(Component data from apps and pages)

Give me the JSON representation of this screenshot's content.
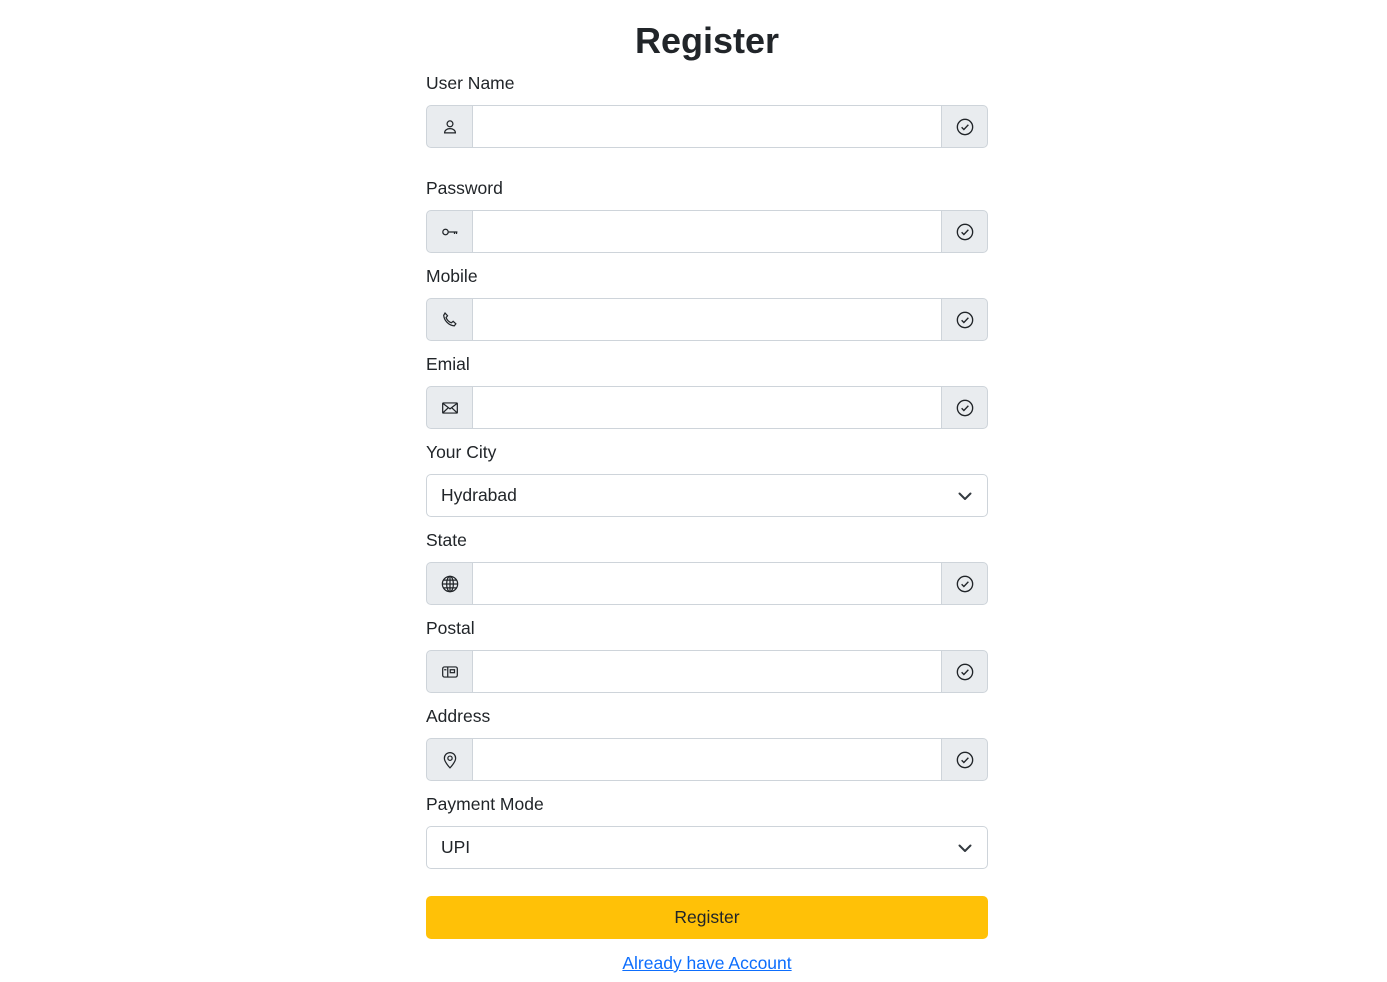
{
  "title": "Register",
  "fields": {
    "username": {
      "label": "User Name",
      "value": "",
      "icon": "person-icon"
    },
    "password": {
      "label": "Password",
      "value": "",
      "icon": "key-icon"
    },
    "mobile": {
      "label": "Mobile",
      "value": "",
      "icon": "telephone-icon"
    },
    "email": {
      "label": "Emial",
      "value": "",
      "icon": "envelope-icon"
    },
    "state": {
      "label": "State",
      "value": "",
      "icon": "globe-icon"
    },
    "postal": {
      "label": "Postal",
      "value": "",
      "icon": "postage-icon"
    },
    "address": {
      "label": "Address",
      "value": "",
      "icon": "geo-pin-icon"
    }
  },
  "city": {
    "label": "Your City",
    "selected": "Hydrabad"
  },
  "payment": {
    "label": "Payment Mode",
    "selected": "UPI"
  },
  "validation_icon": "check-circle-icon",
  "register_button": "Register",
  "login_link": "Already have Account",
  "colors": {
    "primary_button": "#ffc107",
    "link": "#0d6efd",
    "addon_bg": "#e9ecef",
    "border": "#ced4da"
  }
}
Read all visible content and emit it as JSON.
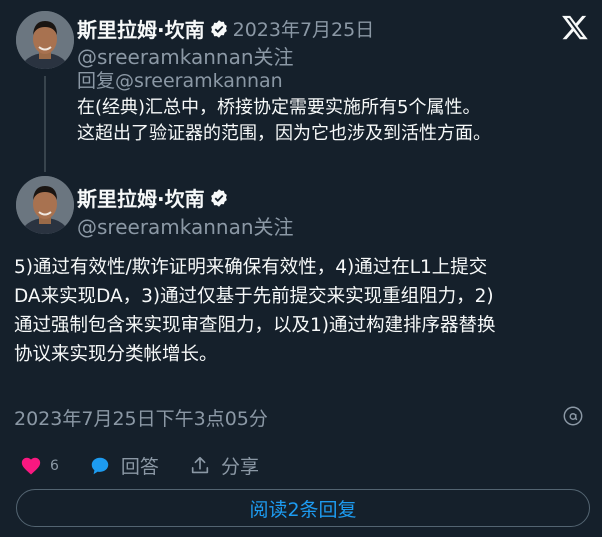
{
  "icons": {
    "x": "x-logo-icon",
    "verified": "verified-badge-icon",
    "like": "heart-icon",
    "reply": "reply-bubble-icon",
    "share": "share-icon",
    "info": "info-icon"
  },
  "colors": {
    "background": "#15202b",
    "accent": "#1d9bf0",
    "like": "#f91880",
    "muted": "#8b98a5",
    "text": "#f7f9f9"
  },
  "parent_tweet": {
    "author_name": "斯里拉姆·坎南",
    "date": "2023年7月25日",
    "handle": "@sreeramkannan",
    "follow": "关注",
    "reply_to": "回复@sreeramkannan",
    "text_line1": "在(经典)汇总中，桥接协定需要实施所有5个属性。",
    "text_line2": "这超出了验证器的范围，因为它也涉及到活性方面。"
  },
  "main_tweet": {
    "author_name": "斯里拉姆·坎南",
    "handle": "@sreeramkannan",
    "follow": "关注",
    "text_line1": "5)通过有效性/欺诈证明来确保有效性，4)通过在L1上提交",
    "text_line2": "DA来实现DA，3)通过仅基于先前提交来实现重组阻力，2)",
    "text_line3": "通过强制包含来实现审查阻力，以及1)通过构建排序器替换",
    "text_line4": "协议来实现分类帐增长。",
    "timestamp": "2023年7月25日下午3点05分"
  },
  "actions": {
    "like_count": "6",
    "reply_label": "回答",
    "share_label": "分享"
  },
  "read_replies_label": "阅读2条回复"
}
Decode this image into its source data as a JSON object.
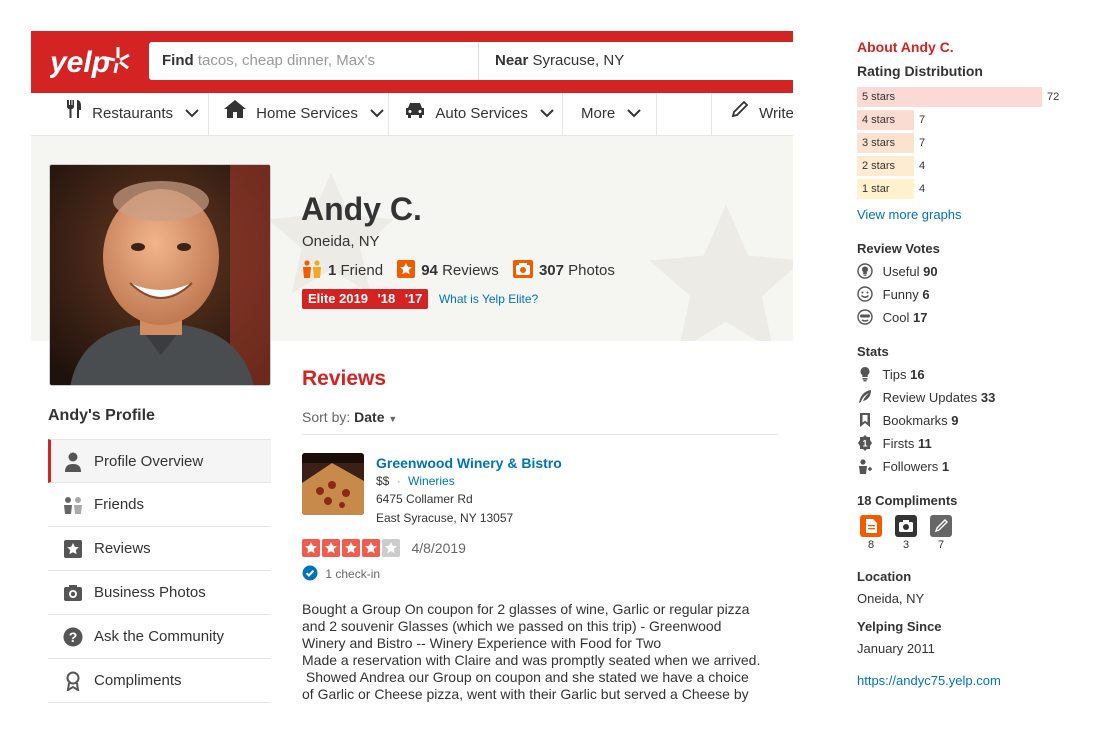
{
  "header": {
    "find_label": "Find",
    "find_placeholder": "tacos, cheap dinner, Max's",
    "near_label": "Near",
    "near_value": "Syracuse, NY"
  },
  "nav": {
    "items": [
      {
        "label": "Restaurants",
        "icon": "fork-knife-icon"
      },
      {
        "label": "Home Services",
        "icon": "house-icon"
      },
      {
        "label": "Auto Services",
        "icon": "car-icon"
      },
      {
        "label": "More",
        "icon": ""
      },
      {
        "label": "Write",
        "icon": "pencil-icon"
      }
    ]
  },
  "profile": {
    "name": "Andy C.",
    "location": "Oneida, NY",
    "friends_count": "1",
    "friends_label": "Friend",
    "reviews_count": "94",
    "reviews_label": "Reviews",
    "photos_count": "307",
    "photos_label": "Photos",
    "elite_years": [
      "Elite 2019",
      "'18",
      "'17"
    ],
    "elite_link": "What is Yelp Elite?"
  },
  "sidebar": {
    "title": "Andy's Profile",
    "items": [
      {
        "label": "Profile Overview",
        "icon": "person-icon",
        "active": true
      },
      {
        "label": "Friends",
        "icon": "friends-icon",
        "active": false
      },
      {
        "label": "Reviews",
        "icon": "star-box-icon",
        "active": false
      },
      {
        "label": "Business Photos",
        "icon": "camera-icon",
        "active": false
      },
      {
        "label": "Ask the Community",
        "icon": "question-icon",
        "active": false
      },
      {
        "label": "Compliments",
        "icon": "ribbon-icon",
        "active": false
      }
    ]
  },
  "reviews": {
    "heading": "Reviews",
    "sort_label": "Sort by:",
    "sort_value": "Date",
    "business_name": "Greenwood Winery & Bistro",
    "price": "$$",
    "separator": "·",
    "category": "Wineries",
    "address_line1": "6475 Collamer Rd",
    "address_line2": "East Syracuse, NY 13057",
    "rating": 4,
    "date": "4/8/2019",
    "checkin": "1 check-in",
    "text_lines": [
      "Bought a Group On coupon  for  2 glasses of wine, Garlic or regular pizza",
      "and 2 souvenir Glasses (which we passed on this trip)  - Greenwood",
      "Winery and Bistro --  Winery Experience with Food for Two",
      "Made a reservation with Claire and was promptly seated when we arrived.",
      " Showed Andrea our Group on coupon and she stated we have a choice",
      "of Garlic or Cheese pizza, went with their Garlic but served a Cheese by"
    ]
  },
  "about": {
    "title": "About Andy C.",
    "rating_title": "Rating Distribution",
    "distribution": [
      {
        "label": "5 stars",
        "count": 72,
        "color": "#fbd9d5"
      },
      {
        "label": "4 stars",
        "count": 7,
        "color": "#fbdcd2"
      },
      {
        "label": "3 stars",
        "count": 7,
        "color": "#fce3cf"
      },
      {
        "label": "2 stars",
        "count": 4,
        "color": "#feebd1"
      },
      {
        "label": "1 star",
        "count": 4,
        "color": "#fff2cc"
      }
    ],
    "view_more": "View more graphs",
    "votes_title": "Review Votes",
    "votes": [
      {
        "label": "Useful",
        "value": "90",
        "icon": "lightbulb-icon"
      },
      {
        "label": "Funny",
        "value": "6",
        "icon": "smile-icon"
      },
      {
        "label": "Cool",
        "value": "17",
        "icon": "sunglasses-icon"
      }
    ],
    "stats_title": "Stats",
    "stats": [
      {
        "label": "Tips",
        "value": "16",
        "icon": "lightbulb-icon"
      },
      {
        "label": "Review Updates",
        "value": "33",
        "icon": "feather-icon"
      },
      {
        "label": "Bookmarks",
        "value": "9",
        "icon": "bookmark-icon"
      },
      {
        "label": "Firsts",
        "value": "11",
        "icon": "badge-icon"
      },
      {
        "label": "Followers",
        "value": "1",
        "icon": "follower-icon"
      }
    ],
    "compliments_title": "18 Compliments",
    "compliments": [
      {
        "count": "8",
        "icon": "document-icon",
        "color": "#f15c00"
      },
      {
        "count": "3",
        "icon": "camera-icon",
        "color": "#333333"
      },
      {
        "count": "7",
        "icon": "pencil-icon",
        "color": "#666666"
      }
    ],
    "location_title": "Location",
    "location": "Oneida, NY",
    "since_title": "Yelping Since",
    "since": "January 2011",
    "website": "https://andyc75.yelp.com"
  },
  "colors": {
    "brand_red": "#d32323",
    "link_blue": "#0073bb",
    "star_red": "#f15c4f"
  }
}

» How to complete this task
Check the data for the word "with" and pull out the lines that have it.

» Problem solution
      "Winery and Bistro --  Winery Experience with Food for Two",
      "Made a reservation with Claire and was promptly seated when we arrived.",
      "of Garlic or Cheese pizza, went with their Garlic but served a Cheese by"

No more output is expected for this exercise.